My father’s goal with his summer employment was to earn enough money to cover his college tuition and books for the following school year, and he succeeded. (Of course, he told me frequently that his annual tuition at the University of Washington was $600 in those days—less than books alone would be today.)

For his room and board during college, my father traded off between living and home and living at the fraternity house. When he lived at home, he didn’t pay rent, but what young college man wants to live with his parents? After a quarter, he was usually chomping at the bit to leave.

At the fraternity house, he worked as a short-order cook in the kitchen to cover his living expenses. That’s where he learned to baste eggs and make such yummy pancakes! But after a quarter there, he was ready for the easier life at home.

It’s hard for me to believe my father was ever a 19- to 21-year-old college student facing danger, whether the danger came from fire or from falling Jeeps.

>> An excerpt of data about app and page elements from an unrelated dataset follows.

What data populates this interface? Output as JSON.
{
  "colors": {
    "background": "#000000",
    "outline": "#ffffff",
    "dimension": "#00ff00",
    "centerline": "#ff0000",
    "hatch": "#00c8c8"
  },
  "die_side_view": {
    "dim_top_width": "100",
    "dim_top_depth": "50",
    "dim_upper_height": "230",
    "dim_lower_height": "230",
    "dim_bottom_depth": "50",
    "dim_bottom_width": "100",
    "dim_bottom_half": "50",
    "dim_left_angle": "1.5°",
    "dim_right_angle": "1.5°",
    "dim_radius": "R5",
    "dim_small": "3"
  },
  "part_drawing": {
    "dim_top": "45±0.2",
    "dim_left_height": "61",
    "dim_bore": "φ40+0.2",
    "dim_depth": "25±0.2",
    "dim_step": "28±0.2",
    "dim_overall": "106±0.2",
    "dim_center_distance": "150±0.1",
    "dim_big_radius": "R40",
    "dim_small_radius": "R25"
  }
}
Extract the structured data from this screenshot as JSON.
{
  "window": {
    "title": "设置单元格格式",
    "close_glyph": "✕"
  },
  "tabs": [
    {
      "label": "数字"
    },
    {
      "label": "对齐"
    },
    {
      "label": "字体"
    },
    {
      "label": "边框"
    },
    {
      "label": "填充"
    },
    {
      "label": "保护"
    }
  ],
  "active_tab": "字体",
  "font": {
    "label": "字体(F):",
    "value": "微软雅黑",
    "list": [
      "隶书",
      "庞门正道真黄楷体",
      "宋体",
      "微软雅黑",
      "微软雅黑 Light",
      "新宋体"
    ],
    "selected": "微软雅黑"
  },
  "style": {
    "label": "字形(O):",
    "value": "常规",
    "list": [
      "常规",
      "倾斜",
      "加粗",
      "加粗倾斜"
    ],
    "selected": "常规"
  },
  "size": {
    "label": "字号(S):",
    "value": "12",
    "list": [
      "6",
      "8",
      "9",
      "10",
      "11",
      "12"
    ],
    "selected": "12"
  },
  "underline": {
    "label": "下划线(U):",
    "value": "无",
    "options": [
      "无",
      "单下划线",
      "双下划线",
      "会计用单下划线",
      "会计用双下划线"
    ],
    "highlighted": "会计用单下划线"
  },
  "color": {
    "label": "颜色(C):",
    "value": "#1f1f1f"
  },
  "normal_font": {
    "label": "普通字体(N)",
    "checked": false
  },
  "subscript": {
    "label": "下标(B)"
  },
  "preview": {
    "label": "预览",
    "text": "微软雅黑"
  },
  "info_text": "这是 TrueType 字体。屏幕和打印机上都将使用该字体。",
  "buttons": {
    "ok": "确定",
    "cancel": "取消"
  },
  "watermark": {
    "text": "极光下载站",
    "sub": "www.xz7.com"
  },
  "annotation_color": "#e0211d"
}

I was born before he was 23, just a few years after his fire-fighting summers. He always seemed cautious to me, even when I was a young child. Maybe that was just the face he showed his daughter. Maybe it was the maturity of becoming a parent.

All these memories run through my head as I listen to the evening news. I mourn the deaths of the young firefighters as well as my father’s death. I regret the destruction of some beautiful parts of the nation. And I remember my own small connections to the newsworthy events of the moment.

What recent news stories have hit you close to home?